Moves – International Festival of Movement on Screen
This article has multiple issues. Please help improve it or discuss these issues on the talk page. (Learn how and when to remove these template messages)(Learn how and when to remove this template message)
History of the Festival
Originating from the Commonwealth Film Festival, which was founded in 2001 by Northern England media producers Michael Burke and Michael Fox, moves[permanent dead link] - International Festival of Movement on Screen was launched in June 2007 following the termination of the former due to funding cuts.
The Commonwealth Film Festival started in June 2002 as a project of the Spirit of Friendship Festival in conjunction with the Commonwealth Games in Manchester. Its opening night featured Arjun Sajnani’s ‘Agni Vasha’, and overall the festival screened over 100 features and 275 short films. The second edition focussed on a tighter programme and thus helped the festival develop an international reputation for its intelligent programming and good hospitality. Delegate networking and public access were further developed whilst maintaining the informal and friendly atmosphere of the festival. It rapidly established itself as an annual landmark event dedicated to the worldwide promotion of Commonwealth-produced film culture. The Commonwealth Film Festival held its last edition in 2006.
In 2007, festival executive director Pascale Moyse took a strand of the festival, screendance, and expanded it to the wider concept "movement on screen" and thus moves - International Festival of Movement on Screen was born. As an independent film festival, moves hosted its first edition in Manchester in June 2007. Since then, it grew to become typohe UK's largest platform for experimental screen-based art works exploring “movement" through films, videos, media installations, online works, live events, videogames, workshops and papers.

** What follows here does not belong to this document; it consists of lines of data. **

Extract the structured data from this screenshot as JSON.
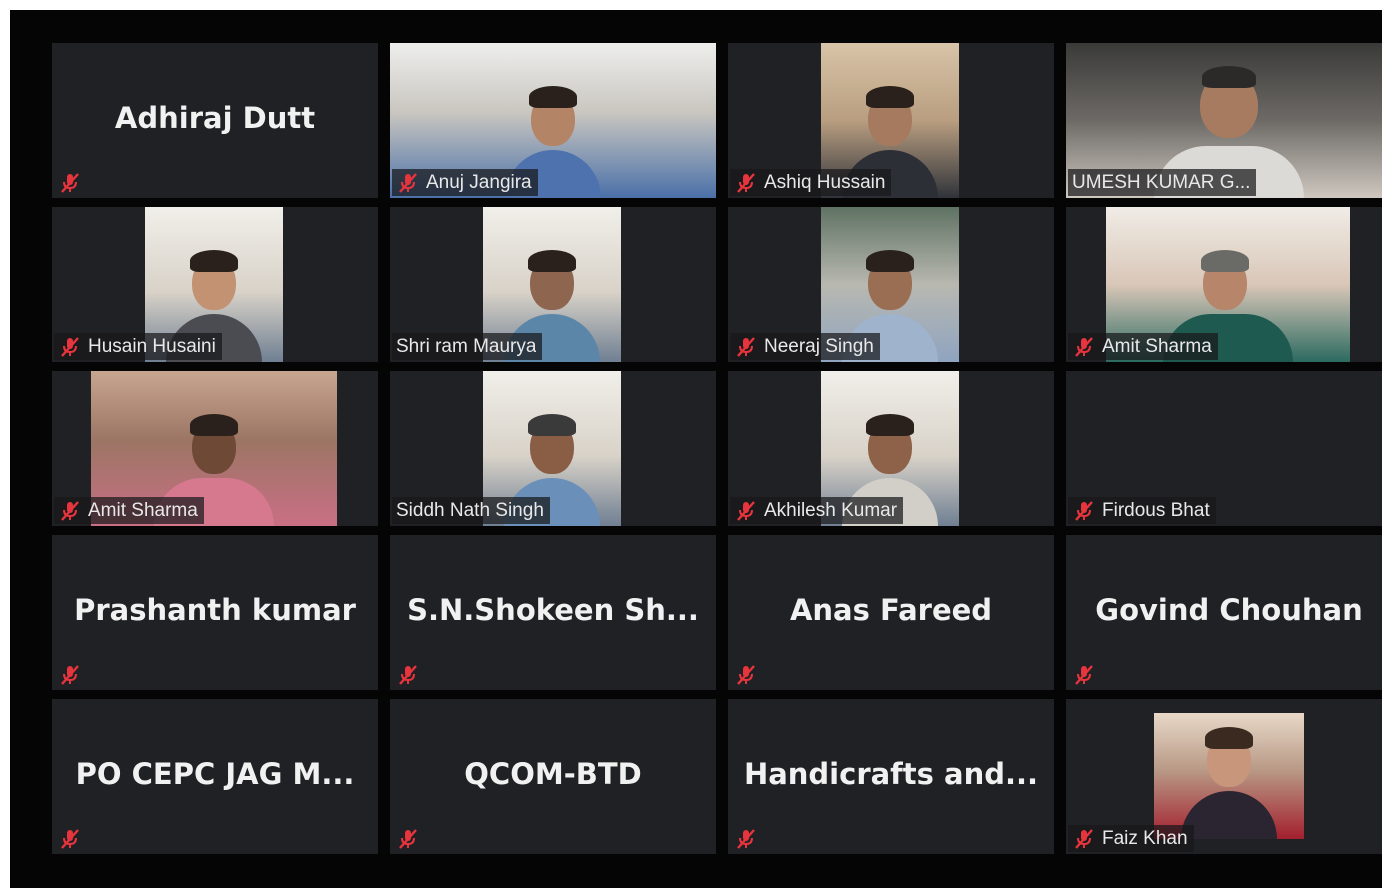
{
  "colors": {
    "tile_background": "#202124",
    "muted_icon": "#e8343c",
    "name_text": "#f1f1f1"
  },
  "participants": [
    {
      "name": "Adhiraj Dutt",
      "video": false,
      "muted": true
    },
    {
      "name": "Anuj Jangira",
      "video": true,
      "muted": true
    },
    {
      "name": "Ashiq Hussain",
      "video": true,
      "muted": true
    },
    {
      "name": "UMESH KUMAR G...",
      "video": true,
      "muted": false
    },
    {
      "name": "Husain Husaini",
      "video": true,
      "muted": true
    },
    {
      "name": "Shri ram Maurya",
      "video": true,
      "muted": false
    },
    {
      "name": "Neeraj Singh",
      "video": true,
      "muted": true
    },
    {
      "name": "Amit Sharma",
      "video": true,
      "muted": true
    },
    {
      "name": "Amit Sharma",
      "video": true,
      "muted": true
    },
    {
      "name": "Siddh Nath Singh",
      "video": true,
      "muted": false
    },
    {
      "name": "Akhilesh Kumar",
      "video": true,
      "muted": true
    },
    {
      "name": "Firdous Bhat",
      "video": false,
      "muted": true
    },
    {
      "name": "Prashanth kumar",
      "video": false,
      "muted": true
    },
    {
      "name": "S.N.Shokeen  Sh...",
      "video": false,
      "muted": true
    },
    {
      "name": "Anas Fareed",
      "video": false,
      "muted": true
    },
    {
      "name": "Govind Chouhan",
      "video": false,
      "muted": true
    },
    {
      "name": "PO  CEPC  JAG  M...",
      "video": false,
      "muted": true
    },
    {
      "name": "QCOM-BTD",
      "video": false,
      "muted": true
    },
    {
      "name": "Handicrafts  and...",
      "video": false,
      "muted": true
    },
    {
      "name": "Faiz Khan",
      "video": true,
      "muted": true
    }
  ]
}
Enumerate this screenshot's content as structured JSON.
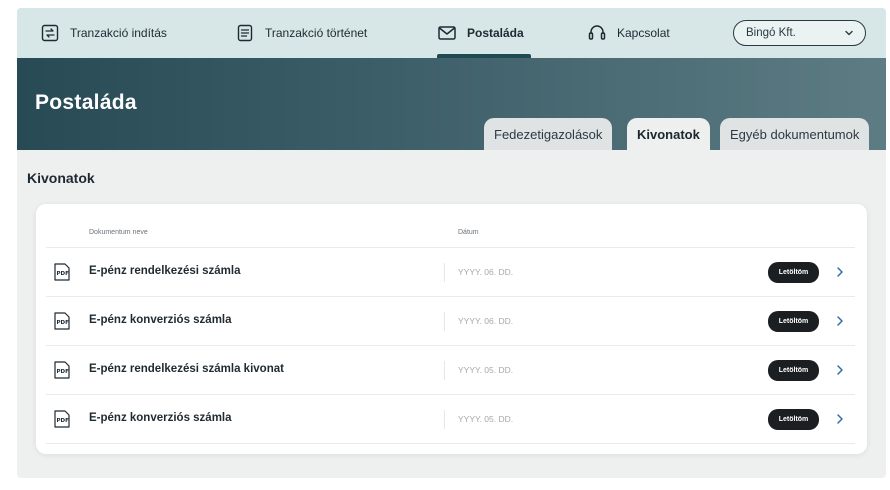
{
  "nav": {
    "items": [
      {
        "label": "Tranzakció indítás",
        "icon": "transfer-icon"
      },
      {
        "label": "Tranzakció történet",
        "icon": "document-list-icon"
      },
      {
        "label": "Postaláda",
        "icon": "envelope-icon",
        "active": true
      },
      {
        "label": "Kapcsolat",
        "icon": "headset-icon"
      }
    ],
    "company": "Bingó Kft."
  },
  "header": {
    "title": "Postaláda",
    "tabs": [
      {
        "label": "Fedezetigazolások"
      },
      {
        "label": "Kivonatok",
        "active": true
      },
      {
        "label": "Egyéb dokumentumok"
      }
    ]
  },
  "main": {
    "section_title": "Kivonatok",
    "columns": {
      "name": "Dokumentum neve",
      "date": "Dátum"
    },
    "rows": [
      {
        "name": "E-pénz rendelkezési számla",
        "date": "YYYY. 06. DD.",
        "action": "Letöltöm"
      },
      {
        "name": "E-pénz konverziós számla",
        "date": "YYYY. 06. DD.",
        "action": "Letöltöm"
      },
      {
        "name": "E-pénz rendelkezési számla kivonat",
        "date": "YYYY. 05. DD.",
        "action": "Letöltöm"
      },
      {
        "name": "E-pénz konverziós számla",
        "date": "YYYY. 05. DD.",
        "action": "Letöltöm"
      }
    ]
  },
  "colors": {
    "nav_bg": "#d7e6e6",
    "header_dark": "#274a55",
    "button_dark": "#1c1f21",
    "accent_arrow": "#2f6fa8"
  }
}
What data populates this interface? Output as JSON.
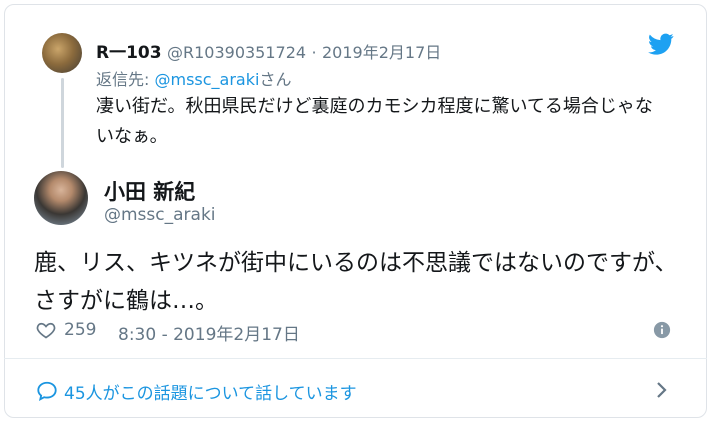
{
  "reply_tweet": {
    "name": "R一103",
    "handle": "@R10390351724",
    "sep": "·",
    "date": "2019年2月17日",
    "reply_prefix": "返信先: ",
    "reply_mention": "@mssc_araki",
    "reply_suffix": "さん",
    "text": "凄い街だ。秋田県民だけど裏庭のカモシカ程度に驚いてる場合じゃないなぁ。"
  },
  "main_tweet": {
    "name": "小田 新紀",
    "handle": "@mssc_araki",
    "text": "鹿、リス、キツネが街中にいるのは不思議ではないのですが、さすがに鶴は…。",
    "likes": "259",
    "time": "8:30 - 2019年2月17日"
  },
  "footer": {
    "talk_text": "45人がこの話題について話しています"
  },
  "icons": {
    "brand": "twitter-bird-icon",
    "like": "heart-icon",
    "info": "info-icon",
    "reply": "speech-bubble-icon",
    "more": "chevron-right-icon"
  },
  "colors": {
    "accent": "#1b95e0",
    "muted": "#657786",
    "text": "#14171a"
  }
}
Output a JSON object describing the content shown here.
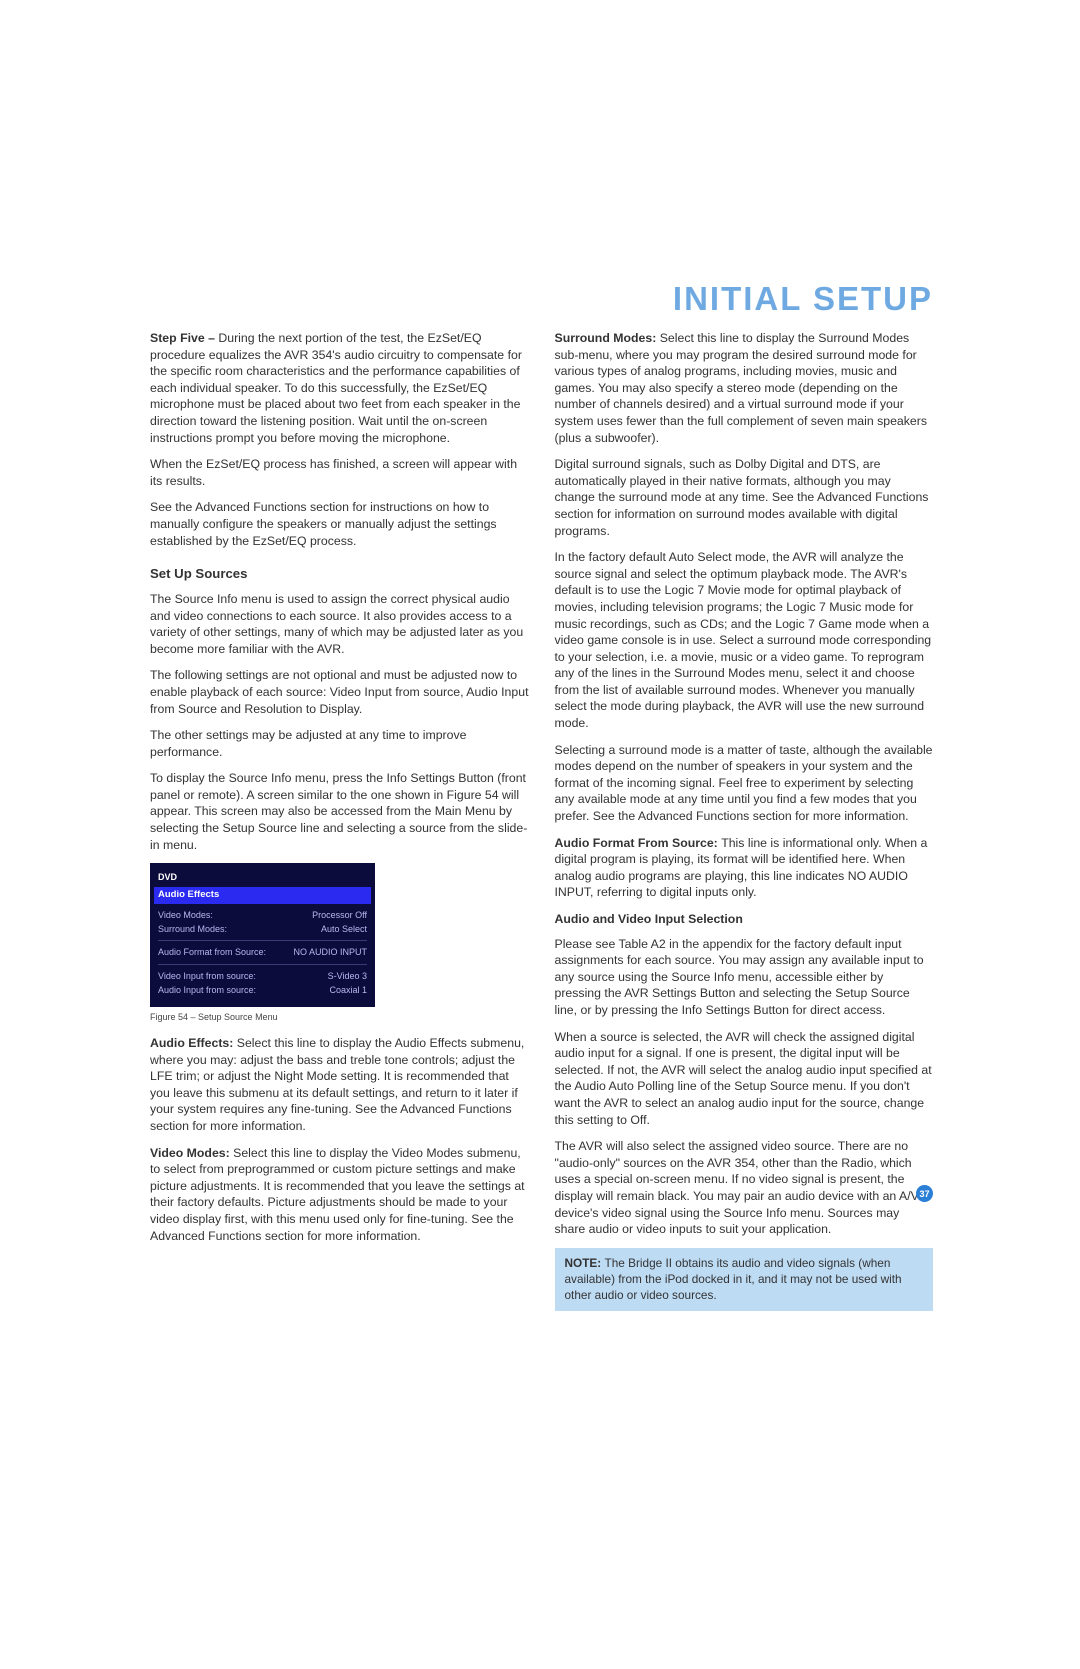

In 2010 newly appointed artistic director Gala Pujol implemented some changes in the organisation's and festival's strategy which included the relocation to Liverpool following the city's cultural expansion after its European Capital of Culture year in 2008. moves Festival takes place across the region each year with a new theme to approach screen-based works from different perspectives.
moves is one of the few film festivals in the UK that does not charge entry fees.
moves07: (Manchester, 12–17 June 2007)
moves08: Interaction of Sound and Movement (Manchester, 22–26 April 2008)
moves09: Beyond movement… what’s your story? (Manchester, 23–28 April 2009)
moves10: Framing Motion (Liverpool, 21–25 April 2010)
moves11: INTERSECTIONS: Filming Across Culture & Technology' (Liverpool, 25 April - 1 May 2011)
moves11: The Theme
All new art forms come into light by processes of experimentation: either by crossing, altering and pushing traditional boundaries or by merging classic conceptions/practices with new technologies/techniques. moves11 investigated the importance of these fusions in screen-based art, and tried to highlight connections that look at multicultural and interdisciplinary creation, as well as new forms of representation that question conventions and move towards the creation of new genres and disciplines.
moves is committed to showcase the best experimental works exploring "movement on screen" from around the world and so far has showcased works from artists such as Gina Czarnecki, Goran Vejvoda, Simon Fildes, Alex Reuben, Sergio Cruz, or Telenoika, guests included Donald Glowinski, Judy Gladstone, Jamie Watton. The moves11 award - the main prize of the 2011 edition of the festival - was awarded to "Spin" by Max Hattler.
Since 2010 moves is partner and coordinator of Alternative Routes, a new European network of festivals based in non-capital cities. AR partners include 700IS Reindeerland - Festival of Experimental film and video (Egilstaðir, Iceland), FRAME Research (Porto, Portugal) and MODEM (Debrecen, Hungary).
More information at www.movementonscreen.org.uk/alternativeroutes.